Filter the entries below down to the lines that hold "label".

[Information]
- - -
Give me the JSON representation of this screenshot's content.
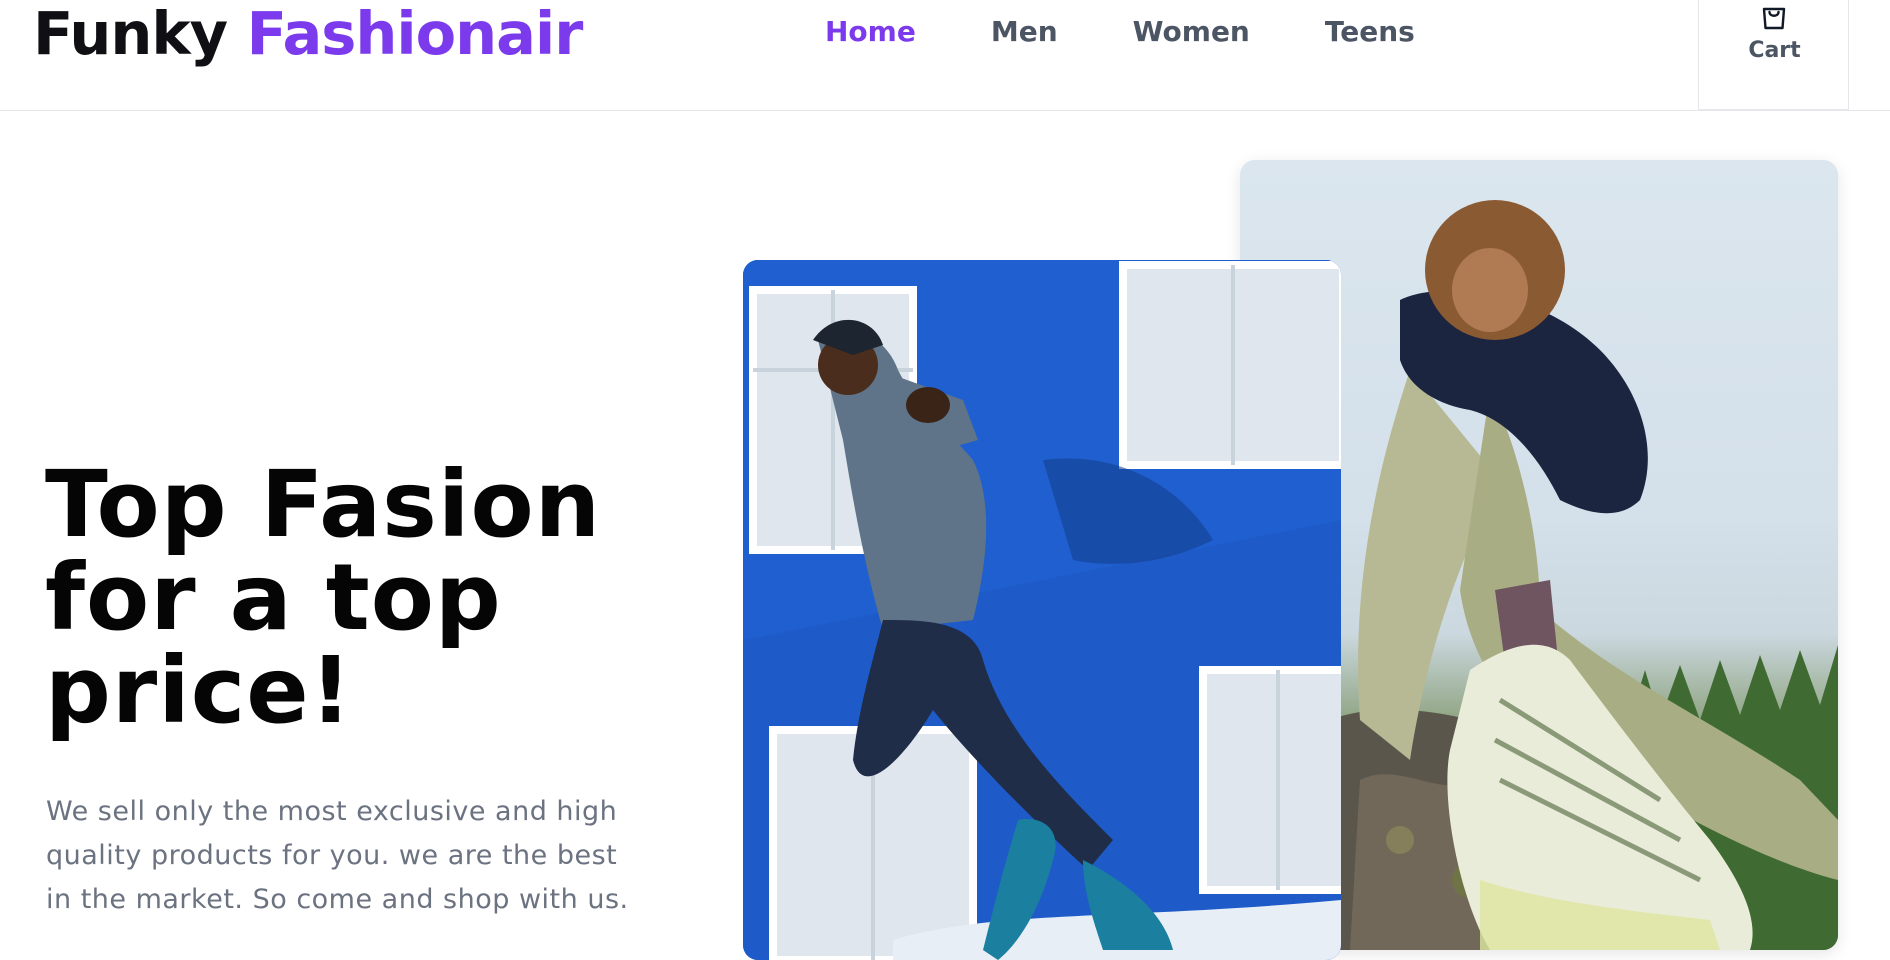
{
  "brand": {
    "name_part1": "Funky",
    "name_part2": "Fashionair",
    "accent_color": "#7c3aed"
  },
  "nav": {
    "items": [
      {
        "label": "Home",
        "active": true
      },
      {
        "label": "Men",
        "active": false
      },
      {
        "label": "Women",
        "active": false
      },
      {
        "label": "Teens",
        "active": false
      }
    ]
  },
  "cart": {
    "label": "Cart",
    "icon": "shopping-bag-icon"
  },
  "hero": {
    "title": "Top Fasion for a top price!",
    "description": "We sell only the most exclusive and high quality products for you. we are the best in the market. So come and shop with us."
  },
  "images": [
    {
      "subject": "man in hooded jacket jumping in front of blue building",
      "icon": "photo-runner"
    },
    {
      "subject": "woman sitting on rock wearing sneakers",
      "icon": "photo-sneakers"
    }
  ]
}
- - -
[The answer]
        "label": "Home",
        "label": "Men",
        "label": "Women",
        "label": "Teens",
    "label": "Cart",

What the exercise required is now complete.